Talking about self-love went from being “a motivating fad” to deepening the need to talk about mental health and everything we consume on social media.
With the help of artificial intelligence and filters that even change the color of our eyes, the constant bombardment of perfect body images will undoubtedly affect the gaze of others and our own.
But what happens when this consumer logic is broken and reality is called into question?
One of the women who has dared to debate the issue is Noelia Mouzo, a passive at Country Carnival. A few minutes later, he brings up the need to talk about insecurities and criticism of other people’s bodies.
“People idealize the passista of Gualeguaychu very much. They use us as a reference, I think they think we’re perfect, and then when they see you in person, they tell you: ‘I thought you were taller’ or Do some commentary on your body,” Noelia told Ahora Cero Radio.
What content did you post on social networks that had such an impact?
Basically all I did was post my photo shoot for the Kamarr troupe to sign up for the 2024 edition. I think everyone should sign up, no matter their career path, but I feel like this is asking you for a photo of your own profile and the front is out of date. I think it would be more productive if they asked you to dance for 30 seconds because later on we see hundreds of amazing women who only dance for 5 or 6 seconds.
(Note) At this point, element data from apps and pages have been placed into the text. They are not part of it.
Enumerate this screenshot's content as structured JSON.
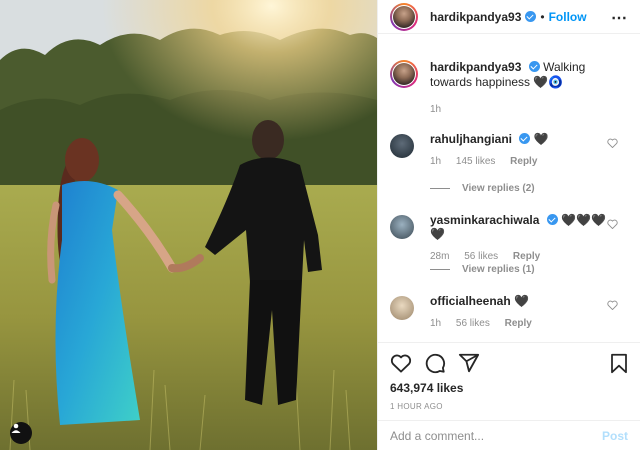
{
  "header": {
    "username": "hardikpandya93",
    "separator": "•",
    "follow_label": "Follow",
    "more_icon": "more-horizontal-icon"
  },
  "caption": {
    "username": "hardikpandya93",
    "text": "Walking towards happiness 🖤🧿",
    "time": "1h"
  },
  "comments": [
    {
      "username": "rahuljhangiani",
      "text": "🖤",
      "time": "1h",
      "likes": "145 likes",
      "reply_label": "Reply",
      "view_replies": "View replies (2)"
    },
    {
      "username": "yasminkarachiwala",
      "text": "🖤🖤🖤🖤",
      "time": "28m",
      "likes": "56 likes",
      "reply_label": "Reply",
      "view_replies": "View replies (1)"
    },
    {
      "username": "officialheenah",
      "text": "🖤",
      "time": "1h",
      "likes": "56 likes",
      "reply_label": "Reply"
    }
  ],
  "post": {
    "likes": "643,974 likes",
    "timestamp": "1 HOUR AGO"
  },
  "add_comment": {
    "placeholder": "Add a comment...",
    "post_label": "Post"
  },
  "colors": {
    "link": "#0095f6",
    "verified": "#3897f0",
    "muted": "#8e8e8e",
    "post_disabled": "#b2dffc"
  },
  "icons": [
    "heart-icon",
    "comment-icon",
    "share-icon",
    "bookmark-icon",
    "verified-icon",
    "user-tag-icon"
  ]
}
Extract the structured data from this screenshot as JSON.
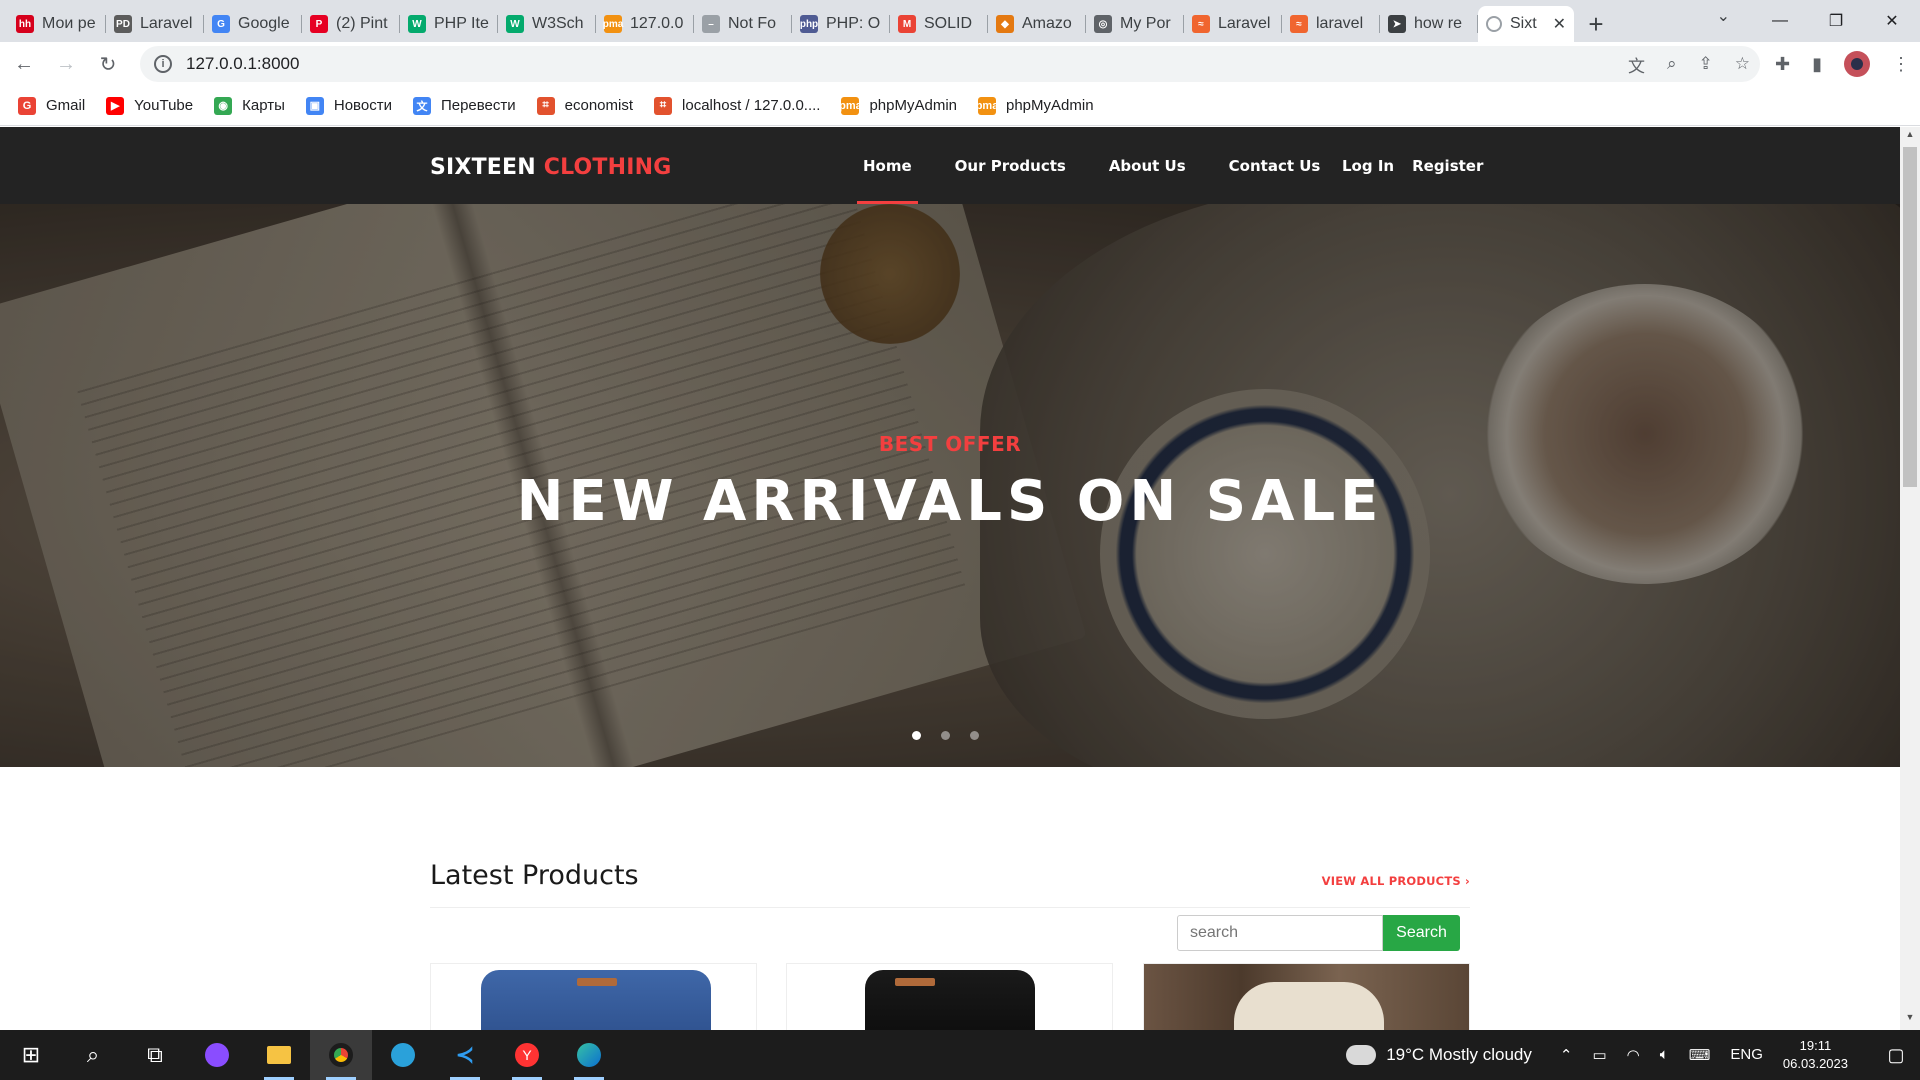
{
  "browser": {
    "tabs": [
      {
        "label": "Мои ре",
        "color": "#d6001c",
        "glyph": "hh"
      },
      {
        "label": "Laravel",
        "color": "#5c5c5c",
        "glyph": "PD"
      },
      {
        "label": "Google",
        "color": "#4285f4",
        "glyph": "G"
      },
      {
        "label": "(2) Pint",
        "color": "#e60023",
        "glyph": "P"
      },
      {
        "label": "PHP Ite",
        "color": "#04aa6d",
        "glyph": "W"
      },
      {
        "label": "W3Sch",
        "color": "#04aa6d",
        "glyph": "W"
      },
      {
        "label": "127.0.0",
        "color": "#f29111",
        "glyph": "pma"
      },
      {
        "label": "Not Fo",
        "color": "#9aa0a6",
        "glyph": "–"
      },
      {
        "label": "PHP: O",
        "color": "#4f5b93",
        "glyph": "php"
      },
      {
        "label": "SOLID",
        "color": "#ea4335",
        "glyph": "M"
      },
      {
        "label": "Amazo",
        "color": "#e47911",
        "glyph": "◆"
      },
      {
        "label": "My Por",
        "color": "#5f6368",
        "glyph": "◎"
      },
      {
        "label": "Laravel",
        "color": "#f0652f",
        "glyph": "≈"
      },
      {
        "label": "laravel",
        "color": "#f0652f",
        "glyph": "≈"
      },
      {
        "label": "how re",
        "color": "#3c4043",
        "glyph": "➤"
      }
    ],
    "active_tab": {
      "label": "Sixt",
      "close": "✕"
    },
    "new_tab": "+",
    "url": "127.0.0.1:8000",
    "bookmarks": [
      {
        "label": "Gmail",
        "color": "#ea4335",
        "glyph": "G"
      },
      {
        "label": "YouTube",
        "color": "#ff0000",
        "glyph": "▶"
      },
      {
        "label": "Карты",
        "color": "#34a853",
        "glyph": "◉"
      },
      {
        "label": "Новости",
        "color": "#4285f4",
        "glyph": "▣"
      },
      {
        "label": "Перевести",
        "color": "#4285f4",
        "glyph": "文"
      },
      {
        "label": "economist",
        "color": "#e2522e",
        "glyph": "⌗"
      },
      {
        "label": "localhost / 127.0.0....",
        "color": "#e2522e",
        "glyph": "⌗"
      },
      {
        "label": "phpMyAdmin",
        "color": "#f29111",
        "glyph": "pma"
      },
      {
        "label": "phpMyAdmin",
        "color": "#f29111",
        "glyph": "pma"
      }
    ]
  },
  "site": {
    "logo_main": "SIXTEEN",
    "logo_accent": "CLOTHING",
    "nav": [
      "Home",
      "Our Products",
      "About Us",
      "Contact Us"
    ],
    "auth": {
      "login": "Log In",
      "register": "Register"
    },
    "hero": {
      "subtitle": "BEST OFFER",
      "title": "NEW ARRIVALS ON SALE",
      "slides": 3,
      "active_slide": 1
    },
    "latest": {
      "title": "Latest Products",
      "view_all": "VIEW ALL PRODUCTS ›"
    },
    "search": {
      "placeholder": "search",
      "button": "Search"
    }
  },
  "taskbar": {
    "weather": "19°C  Mostly cloudy",
    "lang": "ENG",
    "time": "19:11",
    "date": "06.03.2023"
  },
  "colors": {
    "accent": "#f33f3f",
    "header_bg": "#232323",
    "search_btn": "#28a745"
  }
}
I think it would be great if everyone had the same opportunity to go out and dance. In fact, I formed the Batu Kata Ballerina this summer, and I didn’t pay attention to the girls’ bodies; the group was completely heterogeneous, everyone emphasized our dancing;
And what about those institutions that don’t hold the hegemony at the carnival?
They don’t call them. All the women I’ve danced with have told me, “Thank you for making my dreams come true, because I’ll never be able to dance because they didn’t give me a suit, or give me a nose-to-floor covering, and then They sent me to Carosa…or they didn’t get out at all.
How does insecurity affect women who are so exposed to their bodies?
We all have insecurities. I counted, I looked at myself 60 times before posting. I know we’ve all been taught to look our best; what’s happening on Instagram is we show our best faces.
Right now I’m trying to take that pressure off, and if something goes wrong, nothing happens. I am a human being and I could be wrong too. That’s the message to the girls: Don’t make us stand at the altar because we’re not perfect. If I can, so can you, because I have no superpowers and no one accepts me. I came here from Buenos Aires with a backpack and a photo, and it just stayed.
Do you feel responsible when communicating in a network with so many followers?
Yes of course. But before I was a dancer, I was a human being. For me, the first thing is humanity and passing that on to my students. I always tell them that dreams come true here, and as corny as it may sound, it is what it is. You just adjust the compass and push it forward.
Now that I have 40,000 followers on the web, it’s nice to leave good news. For example, a statement from Carnival last year said I chose not to share where they talked about accepting and not criticizing dead bodies.
90% of revelers agree with this, and these people criticize each other for having more or less cellulite. So let’s not be hypocrites. Honestly, it seems completely hypocritical to me because we’re all at peace and loving about it the week before Mardi Gras, and then the criticism rains down.
I want to thank everyone who writes to me because when I talk about my insecurities and tell me I look at myself 60 times before posting, my phone explodes from telling me the number of people they feel identified with.
Noelia Mouzo shines in front of the batucada at the Kamarr comparsa 2023 and has become even more popular for her participation in the Kepersonajes show at the Movistar Arena. Thousands of viewers share his videos across all platforms.